Differential Dx for CGTrigger for Comorbid Major Depressive Disorder, PTSD, Substance AbuseOf patients with CG:25% had no comorbid conditions55% had comorbid Major Depressive Disorder49% had PTSD36% had both MDD and PTSDDifference btn CG and PTSD: Fear

Simon, N.

When to Intervene?

Persistently high sx severityLack of temporal involvement in the grief responseFunctional ImpairmentTreatment-seeking behaviorsHopelessnessSuicidal ideation or behaviorsSimon, N.

Targeted Complex Grief TherapyMotivational interviewing & CBT techniquesDiscussing positive and negative memories of the deceasedRepeatedly retelling the story of the deathAddressing errors in thoughts- cognitive restructuringCommunication with the deceased exerciseEncourage reduced avoidance behaviorGoal settingSSRI improved adherence to therapy

Simon, N.

10 weeks group, 4 weeks individual CBT. Another trial used a 5 week internet based intervention using the same techniques.
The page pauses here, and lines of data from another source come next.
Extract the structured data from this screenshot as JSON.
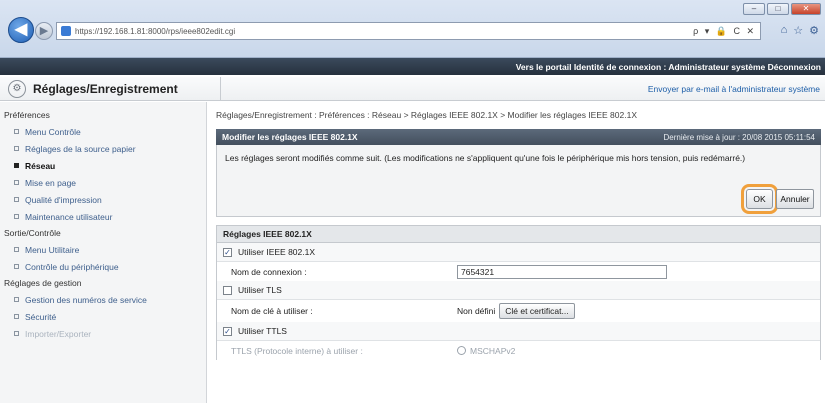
{
  "browser": {
    "url": "https://192.168.1.81:8000/rps/ieee802edit.cgi",
    "back_label": "◀",
    "forward_label": "▶",
    "address_tools": "ρ ▾ 🔒 C ✕",
    "toolbar_icons": [
      "⌂",
      "☆",
      "⚙"
    ]
  },
  "topbar": {
    "device_info": "",
    "links": "Vers le portail  Identité de connexion : Administrateur système  Déconnexion"
  },
  "header": {
    "title": "Réglages/Enregistrement",
    "send_mail": "Envoyer par e-mail à l'administrateur système"
  },
  "sidebar": {
    "sections": [
      {
        "heading": "Préférences",
        "items": [
          {
            "label": "Menu Contrôle"
          },
          {
            "label": "Réglages de la source papier"
          },
          {
            "label": "Réseau",
            "active": true
          },
          {
            "label": "Mise en page"
          },
          {
            "label": "Qualité d'impression"
          },
          {
            "label": "Maintenance utilisateur"
          }
        ]
      },
      {
        "heading": "Sortie/Contrôle",
        "items": [
          {
            "label": "Menu Utilitaire"
          },
          {
            "label": "Contrôle du périphérique"
          }
        ]
      },
      {
        "heading": "Réglages de gestion",
        "items": [
          {
            "label": "Gestion des numéros de service"
          },
          {
            "label": "Sécurité"
          },
          {
            "label": "Importer/Exporter"
          }
        ]
      }
    ]
  },
  "main": {
    "breadcrumb": "Réglages/Enregistrement : Préférences : Réseau > Réglages IEEE 802.1X > Modifier les réglages IEEE 802.1X",
    "panel_title": "Modifier les réglages IEEE 802.1X",
    "last_update": "Dernière mise à jour : 20/08 2015 05:11:54",
    "message": "Les réglages seront modifiés comme suit. (Les modifications ne s'appliquent qu'une fois le périphérique mis hors tension, puis redémarré.)",
    "ok_label": "OK",
    "cancel_label": "Annuler",
    "section_title": "Réglages IEEE 802.1X",
    "use_ieee_label": "Utiliser IEEE 802.1X",
    "use_ieee_checked": true,
    "login_name_label": "Nom de connexion :",
    "login_name_value": "7654321",
    "use_tls_label": "Utiliser TLS",
    "use_tls_checked": false,
    "key_name_label": "Nom de clé à utiliser :",
    "key_name_value": "Non défini",
    "key_button_label": "Clé et certificat...",
    "use_ttls_label": "Utiliser TTLS",
    "use_ttls_checked": true,
    "ttls_protocol_label": "TTLS (Protocole interne) à utiliser :",
    "ttls_option": "MSCHAPv2"
  }
}
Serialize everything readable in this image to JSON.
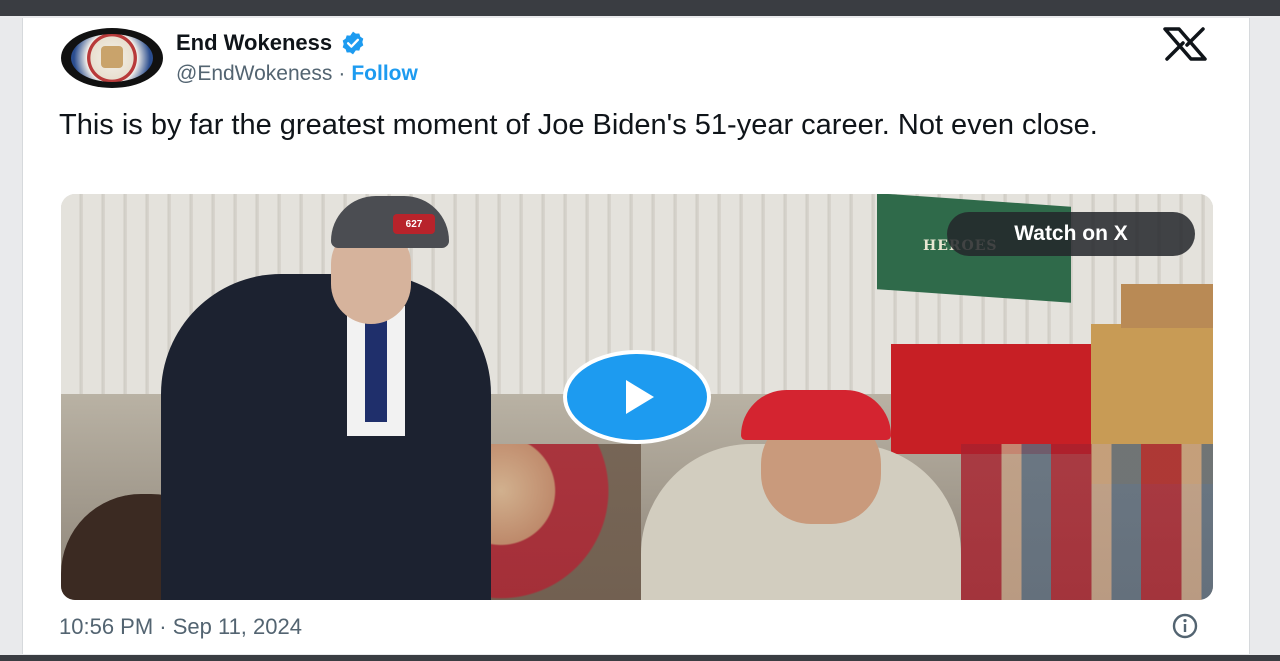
{
  "author": {
    "display_name": "End Wokeness",
    "handle": "@EndWokeness",
    "separator": "·",
    "follow_label": "Follow",
    "verified_color": "#1d9bf0"
  },
  "tweet": {
    "text": "This is by far the greatest moment of Joe Biden's 51-year career. Not even close.",
    "timestamp": "10:56 PM · Sep 11, 2024"
  },
  "media": {
    "watch_label": "Watch on X",
    "cap_badge": "627",
    "banner_text": "HEROES"
  },
  "icons": {
    "logo": "x-logo-icon",
    "verified": "verified-badge-icon",
    "play": "play-icon",
    "info": "info-icon"
  },
  "colors": {
    "accent": "#1d9bf0",
    "text_primary": "#0f1419",
    "text_secondary": "#536471"
  }
}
Medication specifically indicated for patients who have persistent sym


When are prescriptions indicated?

PublicDomainPicturesPersistent symptomsSignificant comorbiditiesSuicidal ideation or behaviors

Recommendation against offering benzodiazepines for acute stress symptoms INCLUDING INSOMNIA in the absence of a frank mental disorder.51

Grief & Bereavement in Special PopulationsPerinatal lossGrieving children and teensParents who have lost a childMortality risk in older couplesProvider Grief


Listen to the story. 53

Reji Jacob Tears



MyStuart Helping Hands in Ashville

You are not alone. Focus on self care. As a physician family member the grief is compartmentalized and you experience it later.


BibliographyBruinsma, S., et al. Risk Factors for Complicated Grief in Older Adults. Journal of Palliative Medicine. Vol 18, No. 6, 2015. p 438-444.Doka, K. and J. Davidson. Living with Grief. Who We Are, How We Grieve. Hospice Foundation of America, Philadelphia, 1998.Downar, J. et al. The desirability of an ICU Clinician-Led Bereavement Screening and Support Program for Family members of ICU Descendants. Journal of Critical Care. 29(2014) 311.e9-e16.Hirano, Kummet, Schlenker. Grief and Bereavement. Presented at AAHPM/HPNA 2015 Annual Assembly. Philadelphia, PA.Iglewicz, A., et al. The Removal of the Bereavement Exclusion in the DMS-5: Exploring the Evidence. Curr Psychiatry Rep (2013) 15:413.Kubler-Ross, E. On Death and Dying. MacMillan Publishing Co., Inc. New York, 1969.Shear, MK. Complicated Greif. N Eng J Med 372;2 Jan 8 2015. Shear MK, et al. Complicated grief and related bereavement issues for DSM-5. Depression Anxiety. Feb 2011; 28(2):103-17.Wietse A., et al. WHO Guidelines for Management of Acute Stress, PTSD, and Bereavement: Key Challenges on the Road Ahead. PLOS Medicine. December 2014, Vol 11, Issue 12.